The Croatian parliament has stripped three MPs of their immunity at the request of the State Prosecutor's Office for the purpose of pressing criminal charges against two of them and continuing a trial against the third.
Human Rights Watch published a report on the “systematic beatings and torture” of demonstrators arrested during the protests in Belarus. The report included a collection of first-hand accounts from victims of police brutality. Among them, is the story of a 30-year-old IT worker named Ales, who recounts how a senior riot police officer raped him with a truncheon in a police van.
The EU acted legally when it imposed sanctions on Russian energy companies and banks, the European Court of Justice has ruled.
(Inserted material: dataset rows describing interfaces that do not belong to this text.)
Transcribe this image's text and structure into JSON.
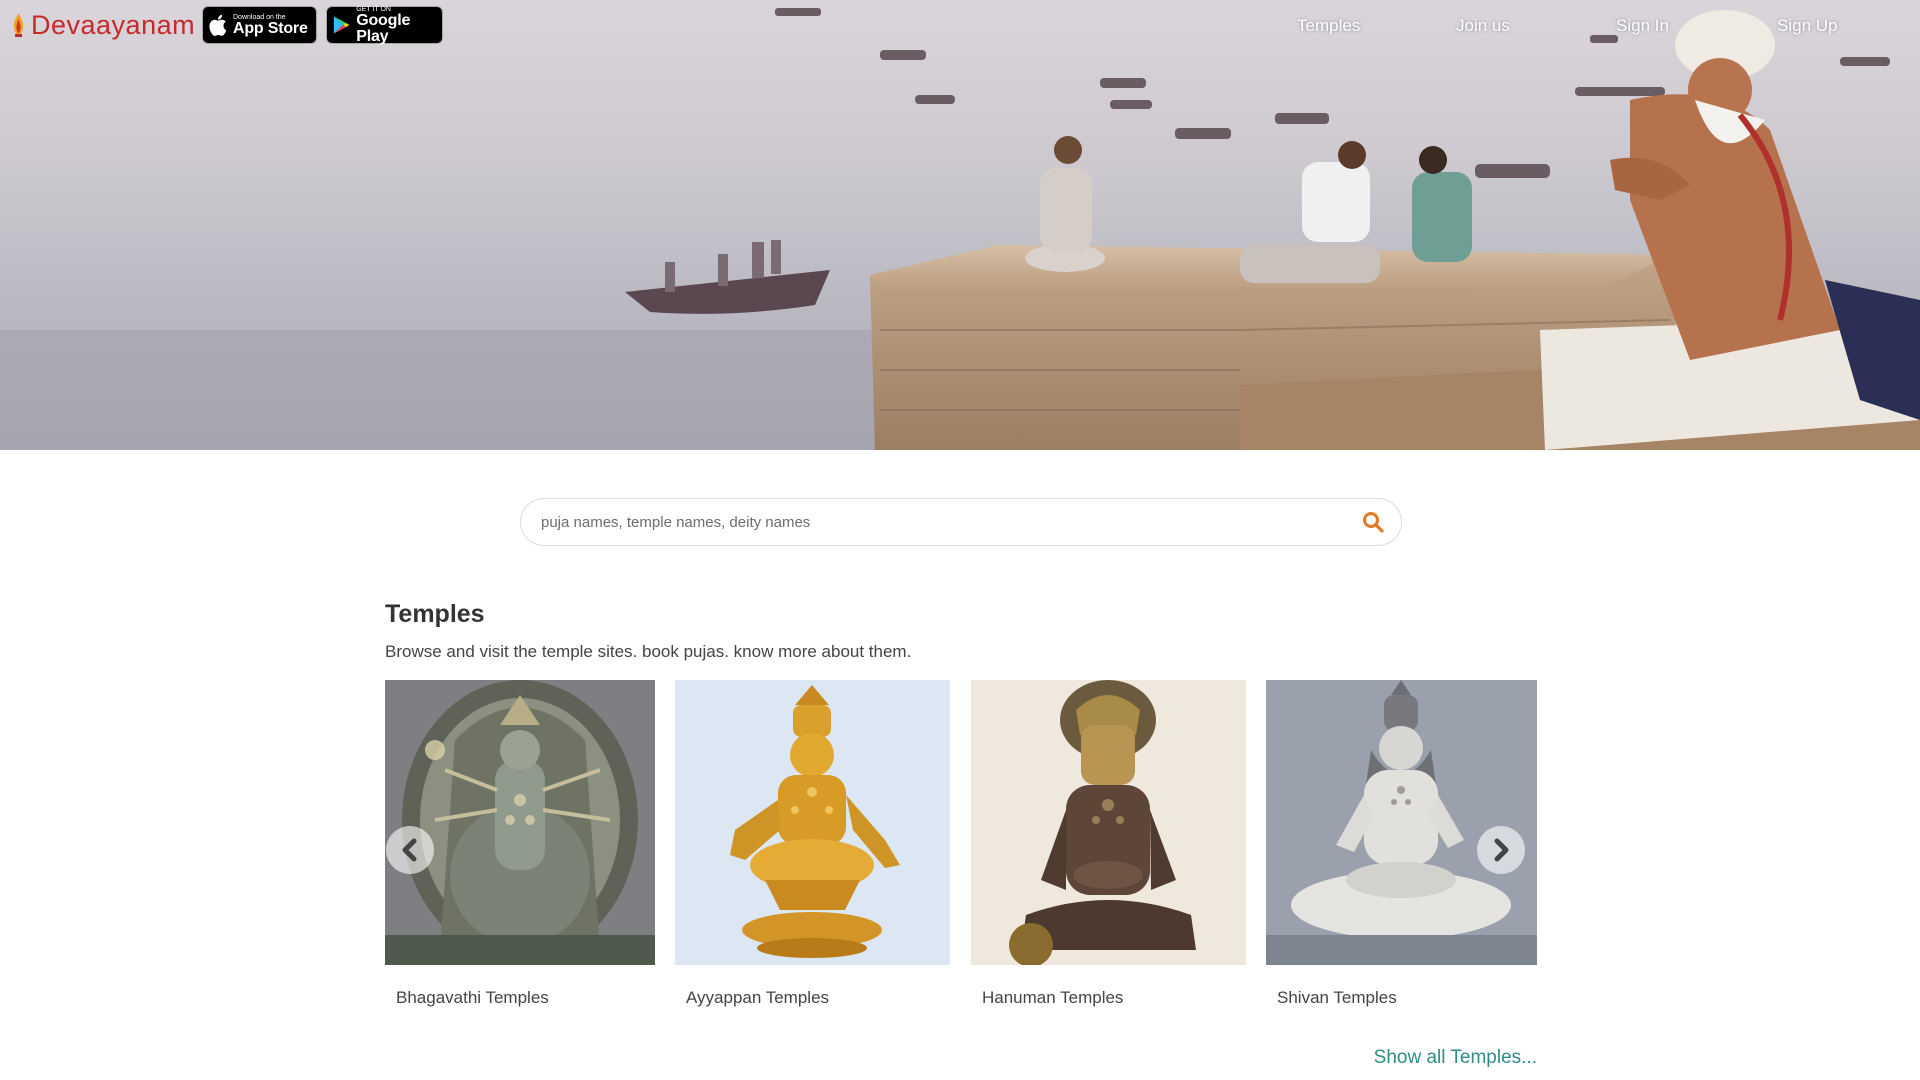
{
  "brand": {
    "name": "Devaayanam"
  },
  "badges": {
    "apple": {
      "small": "Download on the",
      "big": "App Store"
    },
    "google": {
      "small": "GET IT ON",
      "big": "Google Play"
    }
  },
  "nav": {
    "temples": "Temples",
    "join": "Join us",
    "signin": "Sign In",
    "signup": "Sign Up"
  },
  "search": {
    "placeholder": "puja names, temple names, deity names"
  },
  "section": {
    "title": "Temples",
    "subtitle": "Browse and visit the temple sites. book pujas. know more about them."
  },
  "cards": [
    {
      "label": "Bhagavathi Temples",
      "icon": "bhagavathi-idol"
    },
    {
      "label": "Ayyappan Temples",
      "icon": "ayyappan-idol"
    },
    {
      "label": "Hanuman Temples",
      "icon": "hanuman-idol"
    },
    {
      "label": "Shivan Temples",
      "icon": "shivan-idol"
    }
  ],
  "show_all": "Show all Temples...",
  "colors": {
    "brand": "#c62a2a",
    "accent": "#e07b24",
    "link": "#2f8b8b"
  }
}
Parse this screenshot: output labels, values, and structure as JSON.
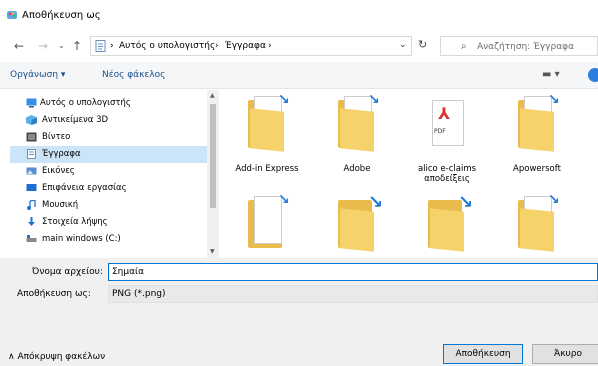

The EU hit firms such as Rosneft with sanctions over Russia's destabilisation of Ukraine.
The European Union’s chief executive said there was no place in the EU for so-called “LGBT-free zones”, a pointed criticism of Poland’s nationalist government pushing to curb the rights of lesbian, gay, bisexual and transgender people.
International perpetrators of genocide and torture, but not corruption, are to face new-model EU sanctions, a leaked document shows. Those guilty of crimes against humanity, slavery, extrajudicial killings, enforced disappearances, and arbitrary arrests will also face EU asset-freezes and visa-bans.
Russia’s Interior Ministry is reportedly drafting reforms to foreign citizens’ legal status that would require all visitors who remain in the country for more than 30 days to surrender fingerprints. The reforms would grant some additional flexibility to foreigners on extended stays, allowing visitors to change the purpose of their entry into Russia without leaving the country as currently required.